Despite what we see on TV and in the movies, computer hacking doesn’t involve crouching over a laptop on the floor of a dark server room. Or sitting at a desk with multiple monitors with lines of code running on the screens. Followed by someone saying, “I’m in.”
Does it happen? Probably, but not very often.
The most common way to go where you aren’t allowed, computer security-wise, is by using social engineering. Social engineering doesn’t rely on technical hacking methods to access buildings, systems, or data. It exploits human psychology instead.
Phishing (pronounced fishing, as at Brite Lake) schemes are today’s most common social engineering attacks. Phishing attacks trick victims into sharing information or installing malware on their computers.
Text messages and emails are the most common way of deploying phishing attacks. In a simple phishing attack, the attacker sends a fake email or text from a shopping or package delivery service, telling you there’s a problem with your order. Or they’ll send you an invoice you weren’t expecting. To fix the “problem,” you’re directed to a website where you enter your credit card details or type your login into an impersonating website. Be careful with invoice attachments, as they can redirect you to a website that can harm your system or force you to pay to restore your data.
A phishing attack can become more advanced if the attacker has information about your employer or favorite shopping sites.
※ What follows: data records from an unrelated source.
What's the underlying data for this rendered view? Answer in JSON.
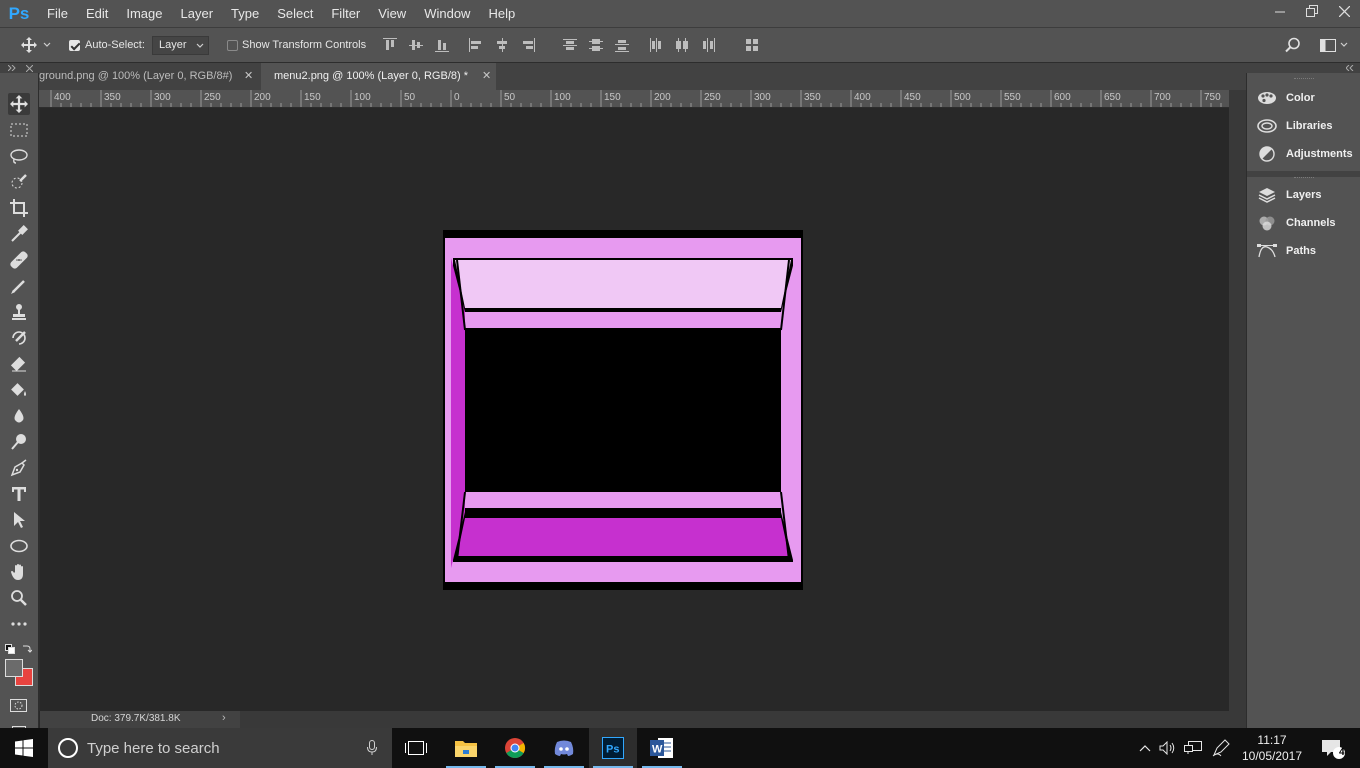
{
  "app": {
    "logo": "Ps",
    "menu": [
      "File",
      "Edit",
      "Image",
      "Layer",
      "Type",
      "Select",
      "Filter",
      "View",
      "Window",
      "Help"
    ],
    "window_controls": [
      "minimize",
      "restore",
      "close"
    ]
  },
  "options_bar": {
    "auto_select_label": "Auto-Select:",
    "auto_select_checked": true,
    "auto_select_target": "Layer",
    "transform_controls_label": "Show Transform Controls",
    "transform_controls_checked": false
  },
  "tabs": [
    {
      "label": "ground.png @ 100% (Layer 0, RGB/8#)",
      "active": false
    },
    {
      "label": "menu2.png @ 100% (Layer 0, RGB/8) *",
      "active": true
    }
  ],
  "ruler": {
    "labels": [
      "400",
      "350",
      "300",
      "250",
      "200",
      "150",
      "100",
      "50",
      "0",
      "50",
      "100",
      "150",
      "200",
      "250",
      "300",
      "350",
      "400",
      "450",
      "500",
      "550",
      "600",
      "650",
      "700",
      "750"
    ]
  },
  "tools": [
    "move-tool",
    "marquee-tool",
    "lasso-tool",
    "quick-selection-tool",
    "crop-tool",
    "eyedropper-tool",
    "healing-brush-tool",
    "brush-tool",
    "clone-stamp-tool",
    "history-brush-tool",
    "eraser-tool",
    "paint-bucket-tool",
    "blur-tool",
    "dodge-tool",
    "pen-tool",
    "type-tool",
    "path-selection-tool",
    "ellipse-tool",
    "hand-tool",
    "zoom-tool",
    "more-tools"
  ],
  "colors": {
    "foreground": "#6b6b6b",
    "background": "#e8433f",
    "artwork_light": "#f0c8f5",
    "artwork_mid": "#e79af0",
    "artwork_deep": "#c630cf",
    "artwork_edge": "#000000"
  },
  "status": {
    "doc_info": "Doc: 379.7K/381.8K"
  },
  "panels": {
    "group1": [
      "Color",
      "Libraries",
      "Adjustments"
    ],
    "group2": [
      "Layers",
      "Channels",
      "Paths"
    ]
  },
  "taskbar": {
    "search_placeholder": "Type here to search",
    "time": "11:17",
    "date": "10/05/2017",
    "notification_count": "4"
  }
}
This information can be available to attackers after a corporate data breach.
There are different phishing attacks. We have Email Phishing, which is self-explanatory. Spear Phishing targets a specific individual or individuals at a particular company or industry. Clone Phishing duplicates an actual email. These are typically order confirmation-type emails with malicious links. Pop-Up Phishing uses your browser notification settings to alert you about fake antivirus detections. Angler Phishing impersonates a public figure, YouTuber, or company for fake sweepstakes or contests on social media. Whaling is an attack aimed at an important person, usually for blackmail. Smishing and Vishing use text messages and phone calls. Most spam messages and robocalls you receive are likely smishing or vishing attempts.
To guard against phishing attacks, check the email address of the sender. If the email appears to be from UPS, but the sender’s email address is a Gmail or Yahoo address, it’s a phishing email, and you should delete it. Also, check for names in the from field for an address that contains numbers, like purchasing_manager45620. Your friends might have numbers in their email addresses, but companies don’t. And look for typos in the body or the email. Never open attachments from someone you don’t know. If you’re in doubt about an email or text, contact the institution using the contact info on the back of the credit card or the number on your statement.
Why is Google’s browser called Chrome? What does chrome (a mainly automotive thing) have to do with the internet (a mostly networking thing?)
In the late 2000s, back before Google had taken over the world, Google had a web browser project codenamed Chrome. Everything you see on your screen that isn’t the site you’re looking at, the browser toolbar, tabs, scroll bars, etc., is called browser chrome. The Google team wanted to eliminate as much of that browser chrome as possible so the user could concentrate on the page they were looking at.
When Google finished the new browser, there was a naming contest. The story goes that the nominated names were so bad that Google decided to keep the code name Chrome. It’s also a bit of a joke since the Chrome project aimed to minimize web browser chrome.
Do you have a computer or technology question? Greg Cunningham has been providing Tehachapi with on-site PC and network services since 2007. Email Greg at firstname.lastname@example.org.